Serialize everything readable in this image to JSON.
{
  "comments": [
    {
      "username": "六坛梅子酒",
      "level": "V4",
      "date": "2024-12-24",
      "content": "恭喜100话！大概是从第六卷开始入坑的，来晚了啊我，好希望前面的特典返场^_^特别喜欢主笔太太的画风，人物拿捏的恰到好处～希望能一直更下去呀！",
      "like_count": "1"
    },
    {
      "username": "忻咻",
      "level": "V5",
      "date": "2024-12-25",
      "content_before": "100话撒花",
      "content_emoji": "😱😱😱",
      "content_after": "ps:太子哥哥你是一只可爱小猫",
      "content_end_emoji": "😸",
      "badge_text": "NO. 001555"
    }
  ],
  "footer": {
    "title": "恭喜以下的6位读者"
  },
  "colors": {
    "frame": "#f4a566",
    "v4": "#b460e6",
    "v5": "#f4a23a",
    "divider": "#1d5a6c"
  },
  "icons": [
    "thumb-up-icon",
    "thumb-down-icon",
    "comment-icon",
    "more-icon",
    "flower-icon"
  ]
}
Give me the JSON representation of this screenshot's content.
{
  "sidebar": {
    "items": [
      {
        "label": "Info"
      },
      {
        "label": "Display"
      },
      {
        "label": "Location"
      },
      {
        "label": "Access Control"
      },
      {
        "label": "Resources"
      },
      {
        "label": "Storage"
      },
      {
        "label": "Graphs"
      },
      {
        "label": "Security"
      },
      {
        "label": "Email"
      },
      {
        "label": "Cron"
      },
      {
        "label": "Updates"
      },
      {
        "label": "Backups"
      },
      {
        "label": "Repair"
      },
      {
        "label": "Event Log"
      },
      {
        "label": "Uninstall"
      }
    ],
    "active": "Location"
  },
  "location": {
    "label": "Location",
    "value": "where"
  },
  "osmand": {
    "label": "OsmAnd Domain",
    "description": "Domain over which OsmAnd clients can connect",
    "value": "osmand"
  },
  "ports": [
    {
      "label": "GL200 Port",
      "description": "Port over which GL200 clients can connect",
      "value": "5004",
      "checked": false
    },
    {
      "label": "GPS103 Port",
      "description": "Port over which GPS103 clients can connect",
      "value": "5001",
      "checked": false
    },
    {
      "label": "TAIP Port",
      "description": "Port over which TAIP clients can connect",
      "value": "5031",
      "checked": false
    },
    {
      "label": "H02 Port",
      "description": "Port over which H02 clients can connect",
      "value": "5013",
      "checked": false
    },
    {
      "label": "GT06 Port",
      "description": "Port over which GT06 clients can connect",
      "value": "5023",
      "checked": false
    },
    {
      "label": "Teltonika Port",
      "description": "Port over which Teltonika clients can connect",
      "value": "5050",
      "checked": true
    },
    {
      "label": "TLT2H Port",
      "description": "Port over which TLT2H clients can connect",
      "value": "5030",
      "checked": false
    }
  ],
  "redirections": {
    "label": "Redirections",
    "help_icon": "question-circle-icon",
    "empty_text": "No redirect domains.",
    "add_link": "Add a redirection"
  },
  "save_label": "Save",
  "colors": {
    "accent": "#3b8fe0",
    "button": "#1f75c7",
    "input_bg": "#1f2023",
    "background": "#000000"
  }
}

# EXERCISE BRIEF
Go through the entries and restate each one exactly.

# ANSWER
Serialize everything readable in this image to JSON.
{
  "comments": [
    {
      "username": "六坛梅子酒",
      "level": "V4",
      "date": "2024-12-24",
      "content": "恭喜100话！大概是从第六卷开始入坑的，来晚了啊我，好希望前面的特典返场^_^特别喜欢主笔太太的画风，人物拿捏的恰到好处～希望能一直更下去呀！",
      "like_count": "1"
    },
    {
      "username": "忻咻",
      "level": "V5",
      "date": "2024-12-25",
      "content_before": "100话撒花",
      "content_emoji": "😱😱😱",
      "content_after": "ps:太子哥哥你是一只可爱小猫",
      "content_end_emoji": "😸",
      "badge_text": "NO. 001555"
    }
  ],
  "footer": {
    "title": "恭喜以下的6位读者"
  },
  "colors": {
    "frame": "#f4a566",
    "v4": "#b460e6",
    "v5": "#f4a23a",
    "divider": "#1d5a6c"
  },
  "icons": [
    "thumb-up-icon",
    "thumb-down-icon",
    "comment-icon",
    "more-icon",
    "flower-icon"
  ]
}
Give me the JSON representation of this screenshot's content.
{
  "sidebar": {
    "items": [
      {
        "label": "Info"
      },
      {
        "label": "Display"
      },
      {
        "label": "Location"
      },
      {
        "label": "Access Control"
      },
      {
        "label": "Resources"
      },
      {
        "label": "Storage"
      },
      {
        "label": "Graphs"
      },
      {
        "label": "Security"
      },
      {
        "label": "Email"
      },
      {
        "label": "Cron"
      },
      {
        "label": "Updates"
      },
      {
        "label": "Backups"
      },
      {
        "label": "Repair"
      },
      {
        "label": "Event Log"
      },
      {
        "label": "Uninstall"
      }
    ],
    "active": "Location"
  },
  "location": {
    "label": "Location",
    "value": "where"
  },
  "osmand": {
    "label": "OsmAnd Domain",
    "description": "Domain over which OsmAnd clients can connect",
    "value": "osmand"
  },
  "ports": [
    {
      "label": "GL200 Port",
      "description": "Port over which GL200 clients can connect",
      "value": "5004",
      "checked": false
    },
    {
      "label": "GPS103 Port",
      "description": "Port over which GPS103 clients can connect",
      "value": "5001",
      "checked": false
    },
    {
      "label": "TAIP Port",
      "description": "Port over which TAIP clients can connect",
      "value": "5031",
      "checked": false
    },
    {
      "label": "H02 Port",
      "description": "Port over which H02 clients can connect",
      "value": "5013",
      "checked": false
    },
    {
      "label": "GT06 Port",
      "description": "Port over which GT06 clients can connect",
      "value": "5023",
      "checked": false
    },
    {
      "label": "Teltonika Port",
      "description": "Port over which Teltonika clients can connect",
      "value": "5050",
      "checked": true
    },
    {
      "label": "TLT2H Port",
      "description": "Port over which TLT2H clients can connect",
      "value": "5030",
      "checked": false
    }
  ],
  "redirections": {
    "label": "Redirections",
    "help_icon": "question-circle-icon",
    "empty_text": "No redirect domains.",
    "add_link": "Add a redirection"
  },
  "save_label": "Save",
  "colors": {
    "accent": "#3b8fe0",
    "button": "#1f75c7",
    "input_bg": "#1f2023",
    "background": "#000000"
  }
}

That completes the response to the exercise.